Readers may recall Paul McGeough’s report last year on Dirty Harry Allawi, interim Prime Minister of Iraq and freelance hitman:
Iyad Allawi, the new Prime Minister of Iraq, pulled a pistol and executed as many as six suspected insurgents at a Baghdad police station, just days before Washington handed control of the country to his interim government, according to two people who allege they witnessed the killings.
That unnamed pair couldn’t identify the exact date they saw their country’s leader murder six people, and differed on details of injuries to a seventh prisoner who apparently survived Allawi’s killing spree.
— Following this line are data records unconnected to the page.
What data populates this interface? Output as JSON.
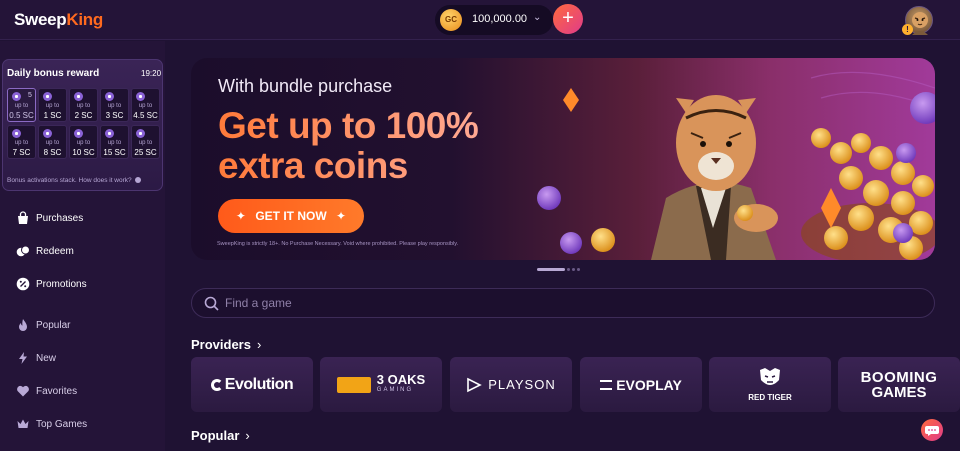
{
  "header": {
    "logo_sweep": "Sweep",
    "logo_king": "King",
    "coin_label": "GC",
    "balance": "100,000.00",
    "plus_label": "+",
    "avatar_alert": "!"
  },
  "bonus": {
    "title": "Daily bonus reward",
    "timer": "19:20",
    "footer": "Bonus activations stack. How does it work?",
    "cells": [
      {
        "count": "5",
        "upto": "up to",
        "amount": "0.5 SC"
      },
      {
        "count": "",
        "upto": "up to",
        "amount": "1 SC"
      },
      {
        "count": "",
        "upto": "up to",
        "amount": "2 SC"
      },
      {
        "count": "",
        "upto": "up to",
        "amount": "3 SC"
      },
      {
        "count": "",
        "upto": "up to",
        "amount": "4.5 SC"
      },
      {
        "count": "",
        "upto": "up to",
        "amount": "7 SC"
      },
      {
        "count": "",
        "upto": "up to",
        "amount": "8 SC"
      },
      {
        "count": "",
        "upto": "up to",
        "amount": "10 SC"
      },
      {
        "count": "",
        "upto": "up to",
        "amount": "15 SC"
      },
      {
        "count": "",
        "upto": "up to",
        "amount": "25 SC"
      }
    ]
  },
  "sidebar": {
    "items": [
      {
        "label": "Purchases"
      },
      {
        "label": "Redeem"
      },
      {
        "label": "Promotions"
      },
      {
        "label": "Popular"
      },
      {
        "label": "New"
      },
      {
        "label": "Favorites"
      },
      {
        "label": "Top Games"
      }
    ]
  },
  "hero": {
    "subtitle": "With bundle purchase",
    "title_line1": "Get up to 100%",
    "title_line2": "extra coins",
    "cta": "GET IT NOW",
    "disclaimer": "SweepKing is strictly 18+. No Purchase Necessary. Void where prohibited. Please play responsibly."
  },
  "search": {
    "placeholder": "Find a game"
  },
  "sections": {
    "providers": "Providers",
    "popular": "Popular",
    "chevron": "›"
  },
  "providers": [
    {
      "name": "Evolution"
    },
    {
      "name": "3 OAKS",
      "sub": "GAMING"
    },
    {
      "name": "PLAYSON"
    },
    {
      "name": "EVOPLAY"
    },
    {
      "name": "RED TIGER"
    },
    {
      "name": "BOOMING",
      "sub": "GAMES"
    }
  ],
  "colors": {
    "accent_orange": "#ff6a1f",
    "brand_purple": "#241438",
    "background": "#1f1233"
  }
}
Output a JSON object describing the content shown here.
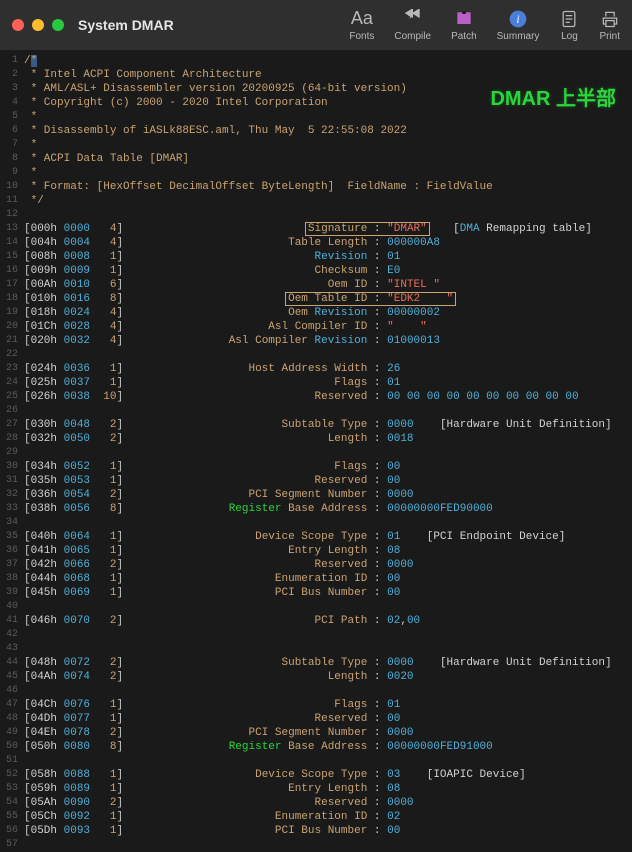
{
  "window": {
    "title": "System DMAR"
  },
  "toolbar": {
    "fonts": "Fonts",
    "compile": "Compile",
    "patch": "Patch",
    "summary": "Summary",
    "log": "Log",
    "print": "Print"
  },
  "watermark": "DMAR 上半部",
  "lines": [
    {
      "n": 1,
      "type": "cm",
      "t": "/*"
    },
    {
      "n": 2,
      "type": "cm",
      "t": " * Intel ACPI Component Architecture"
    },
    {
      "n": 3,
      "type": "cm",
      "t": " * AML/ASL+ Disassembler version 20200925 (64-bit version)"
    },
    {
      "n": 4,
      "type": "cm",
      "t": " * Copyright (c) 2000 - 2020 Intel Corporation"
    },
    {
      "n": 5,
      "type": "cm",
      "t": " *"
    },
    {
      "n": 6,
      "type": "cm",
      "t": " * Disassembly of iASLk88ESC.aml, Thu May  5 22:55:08 2022"
    },
    {
      "n": 7,
      "type": "cm",
      "t": " *"
    },
    {
      "n": 8,
      "type": "cm",
      "t": " * ACPI Data Table [DMAR]"
    },
    {
      "n": 9,
      "type": "cm",
      "t": " *"
    },
    {
      "n": 10,
      "type": "cm",
      "t": " * Format: [HexOffset DecimalOffset ByteLength]  FieldName : FieldValue"
    },
    {
      "n": 11,
      "type": "cm",
      "t": " */"
    },
    {
      "n": 12,
      "type": "blank"
    },
    {
      "n": 13,
      "type": "fld",
      "hex": "000h",
      "dec": "0000",
      "len": "4",
      "lbl": "Signature",
      "val": "\"DMAR\"",
      "vk": "str",
      "hl": true,
      "note": "[DMA Remapping table]",
      "noteHi": "DMA"
    },
    {
      "n": 14,
      "type": "fld",
      "hex": "004h",
      "dec": "0004",
      "len": "4",
      "lbl": "Table Length",
      "val": "000000A8",
      "vk": "num"
    },
    {
      "n": 15,
      "type": "fld",
      "hex": "008h",
      "dec": "0008",
      "len": "1",
      "lbl": "Revision",
      "lblHi": true,
      "val": "01",
      "vk": "num"
    },
    {
      "n": 16,
      "type": "fld",
      "hex": "009h",
      "dec": "0009",
      "len": "1",
      "lbl": "Checksum",
      "val": "E0",
      "vk": "num"
    },
    {
      "n": 17,
      "type": "fld",
      "hex": "00Ah",
      "dec": "0010",
      "len": "6",
      "lbl": "Oem ID",
      "val": "\"INTEL \"",
      "vk": "str"
    },
    {
      "n": 18,
      "type": "fld",
      "hex": "010h",
      "dec": "0016",
      "len": "8",
      "lbl": "Oem Table ID",
      "val": "\"EDK2    \"",
      "vk": "str",
      "hl": true
    },
    {
      "n": 19,
      "type": "fld",
      "hex": "018h",
      "dec": "0024",
      "len": "4",
      "lbl": "Oem Revision",
      "lblPre": "Oem ",
      "lblHi": true,
      "val": "00000002",
      "vk": "num"
    },
    {
      "n": 20,
      "type": "fld",
      "hex": "01Ch",
      "dec": "0028",
      "len": "4",
      "lbl": "Asl Compiler ID",
      "val": "\"    \"",
      "vk": "str"
    },
    {
      "n": 21,
      "type": "fld",
      "hex": "020h",
      "dec": "0032",
      "len": "4",
      "lbl": "Asl Compiler Revision",
      "lblPre": "Asl Compiler ",
      "lblHi": true,
      "val": "01000013",
      "vk": "num"
    },
    {
      "n": 22,
      "type": "blank"
    },
    {
      "n": 23,
      "type": "fld",
      "hex": "024h",
      "dec": "0036",
      "len": "1",
      "lbl": "Host Address Width",
      "val": "26",
      "vk": "num"
    },
    {
      "n": 24,
      "type": "fld",
      "hex": "025h",
      "dec": "0037",
      "len": "1",
      "lbl": "Flags",
      "val": "01",
      "vk": "num"
    },
    {
      "n": 25,
      "type": "fld",
      "hex": "026h",
      "dec": "0038",
      "len": "10",
      "lbl": "Reserved",
      "val": "00 00 00 00 00 00 00 00 00 00",
      "vk": "num"
    },
    {
      "n": 26,
      "type": "blank"
    },
    {
      "n": 27,
      "type": "fld",
      "hex": "030h",
      "dec": "0048",
      "len": "2",
      "lbl": "Subtable Type",
      "val": "0000",
      "vk": "num",
      "note": "[Hardware Unit Definition]"
    },
    {
      "n": 28,
      "type": "fld",
      "hex": "032h",
      "dec": "0050",
      "len": "2",
      "lbl": "Length",
      "val": "0018",
      "vk": "num"
    },
    {
      "n": 29,
      "type": "blank"
    },
    {
      "n": 30,
      "type": "fld",
      "hex": "034h",
      "dec": "0052",
      "len": "1",
      "lbl": "Flags",
      "val": "00",
      "vk": "num"
    },
    {
      "n": 31,
      "type": "fld",
      "hex": "035h",
      "dec": "0053",
      "len": "1",
      "lbl": "Reserved",
      "val": "00",
      "vk": "num"
    },
    {
      "n": 32,
      "type": "fld",
      "hex": "036h",
      "dec": "0054",
      "len": "2",
      "lbl": "PCI Segment Number",
      "val": "0000",
      "vk": "num"
    },
    {
      "n": 33,
      "type": "fld",
      "hex": "038h",
      "dec": "0056",
      "len": "8",
      "lbl": "Register Base Address",
      "reg": true,
      "val": "00000000FED90000",
      "vk": "num"
    },
    {
      "n": 34,
      "type": "blank"
    },
    {
      "n": 35,
      "type": "fld",
      "hex": "040h",
      "dec": "0064",
      "len": "1",
      "lbl": "Device Scope Type",
      "val": "01",
      "vk": "num",
      "note": "[PCI Endpoint Device]"
    },
    {
      "n": 36,
      "type": "fld",
      "hex": "041h",
      "dec": "0065",
      "len": "1",
      "lbl": "Entry Length",
      "val": "08",
      "vk": "num"
    },
    {
      "n": 37,
      "type": "fld",
      "hex": "042h",
      "dec": "0066",
      "len": "2",
      "lbl": "Reserved",
      "val": "0000",
      "vk": "num"
    },
    {
      "n": 38,
      "type": "fld",
      "hex": "044h",
      "dec": "0068",
      "len": "1",
      "lbl": "Enumeration ID",
      "val": "00",
      "vk": "num"
    },
    {
      "n": 39,
      "type": "fld",
      "hex": "045h",
      "dec": "0069",
      "len": "1",
      "lbl": "PCI Bus Number",
      "val": "00",
      "vk": "num"
    },
    {
      "n": 40,
      "type": "blank"
    },
    {
      "n": 41,
      "type": "fld",
      "hex": "046h",
      "dec": "0070",
      "len": "2",
      "lbl": "PCI Path",
      "val": "02,00",
      "vk": "num"
    },
    {
      "n": 42,
      "type": "blank"
    },
    {
      "n": 43,
      "type": "blank"
    },
    {
      "n": 44,
      "type": "fld",
      "hex": "048h",
      "dec": "0072",
      "len": "2",
      "lbl": "Subtable Type",
      "val": "0000",
      "vk": "num",
      "note": "[Hardware Unit Definition]"
    },
    {
      "n": 45,
      "type": "fld",
      "hex": "04Ah",
      "dec": "0074",
      "len": "2",
      "lbl": "Length",
      "val": "0020",
      "vk": "num"
    },
    {
      "n": 46,
      "type": "blank"
    },
    {
      "n": 47,
      "type": "fld",
      "hex": "04Ch",
      "dec": "0076",
      "len": "1",
      "lbl": "Flags",
      "val": "01",
      "vk": "num"
    },
    {
      "n": 48,
      "type": "fld",
      "hex": "04Dh",
      "dec": "0077",
      "len": "1",
      "lbl": "Reserved",
      "val": "00",
      "vk": "num"
    },
    {
      "n": 49,
      "type": "fld",
      "hex": "04Eh",
      "dec": "0078",
      "len": "2",
      "lbl": "PCI Segment Number",
      "val": "0000",
      "vk": "num"
    },
    {
      "n": 50,
      "type": "fld",
      "hex": "050h",
      "dec": "0080",
      "len": "8",
      "lbl": "Register Base Address",
      "reg": true,
      "val": "00000000FED91000",
      "vk": "num"
    },
    {
      "n": 51,
      "type": "blank"
    },
    {
      "n": 52,
      "type": "fld",
      "hex": "058h",
      "dec": "0088",
      "len": "1",
      "lbl": "Device Scope Type",
      "val": "03",
      "vk": "num",
      "note": "[IOAPIC Device]"
    },
    {
      "n": 53,
      "type": "fld",
      "hex": "059h",
      "dec": "0089",
      "len": "1",
      "lbl": "Entry Length",
      "val": "08",
      "vk": "num"
    },
    {
      "n": 54,
      "type": "fld",
      "hex": "05Ah",
      "dec": "0090",
      "len": "2",
      "lbl": "Reserved",
      "val": "0000",
      "vk": "num"
    },
    {
      "n": 55,
      "type": "fld",
      "hex": "05Ch",
      "dec": "0092",
      "len": "1",
      "lbl": "Enumeration ID",
      "val": "02",
      "vk": "num"
    },
    {
      "n": 56,
      "type": "fld",
      "hex": "05Dh",
      "dec": "0093",
      "len": "1",
      "lbl": "PCI Bus Number",
      "val": "00",
      "vk": "num"
    },
    {
      "n": 57,
      "type": "blank"
    }
  ]
}
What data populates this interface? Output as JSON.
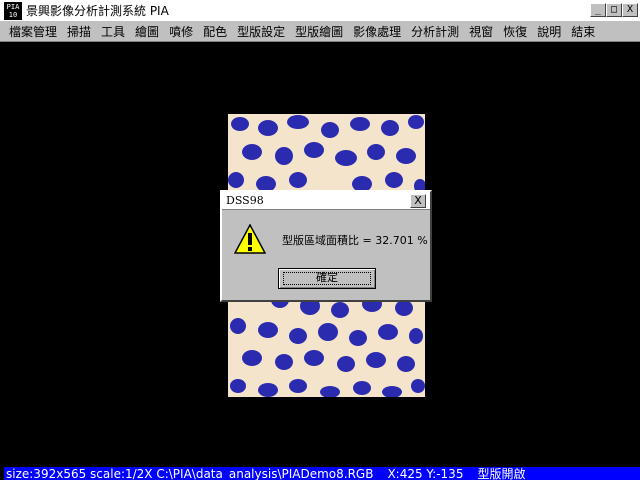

There have been recent developments; a couple of weeks ago, Professor Bunyip wrote:
When quoting dubious sources, follow McGeough’s professional lead and take along the New Yorker’s John Lee Anderson as a back-up witness. (Three confidential informants deep within the bowels of Hilmer World Headquarters have named Anderson as the Silly correspondent’s companion, something McGeough has, as yet, declined to do. Perhaps he is worried about having to share his latest Walkley Award.)
A former Jordanian government minister has told The New Yorker that an American official confirmed to him that the Iraqi interim Prime Minister, Iyad Allawi, executed six suspected insurgents at a Baghdad police station last year.
So, to the claims of a pair of anonymous Iraqis who don’t know when they saw the massacre and disagree over the fate of an Allawi victim, we may now add powerful evidence supplied by “an American official” as related by “a former Jordanian government minister”. Consider this story confirmed!
Except that Anderson’s version is crucially different to McGeough’s. The Sydney Morning Herald writer quotes a witness saying:
“The prisoners were against the wall and we were standing in the courtyard when the Interior Minister said that he would like to kill them all on the spot. Allawi said that they deserved worse than death – but then he pulled the pistol from his belt and started shooting them.”
In Anderson’s piece, the witness—possibly the second who volunteered his views; they were interviewed separately—tells an alternative story:
He described how Allawi had been taken to seven suspects, who were made to stand against a wall in a courtyard of the police station, their faces covered. After being told of their alleged crimes by a police official, Allawi had asked for a pistol, and then shot each prisoner in the head.
So, the current status of this Allawi massacre claim:
* Neither witness can recall the date it occurred;
* Witnesses disagree over the nature of injury to an Allawi survivor;
* Some unnamed guy in Jordan says an unnamed American “confirmed” the claim;
* McGeough’s witness says Allawi was packing heat; Anderson’s witness says Allawi requested a weapon.
This story has more holes in it than any of Allawi’s alleged victims.
McGeough’s witness says he saw the suspects’ faces and they were bearded and short-haired; Anderson writes that the faces of the condemned were covered.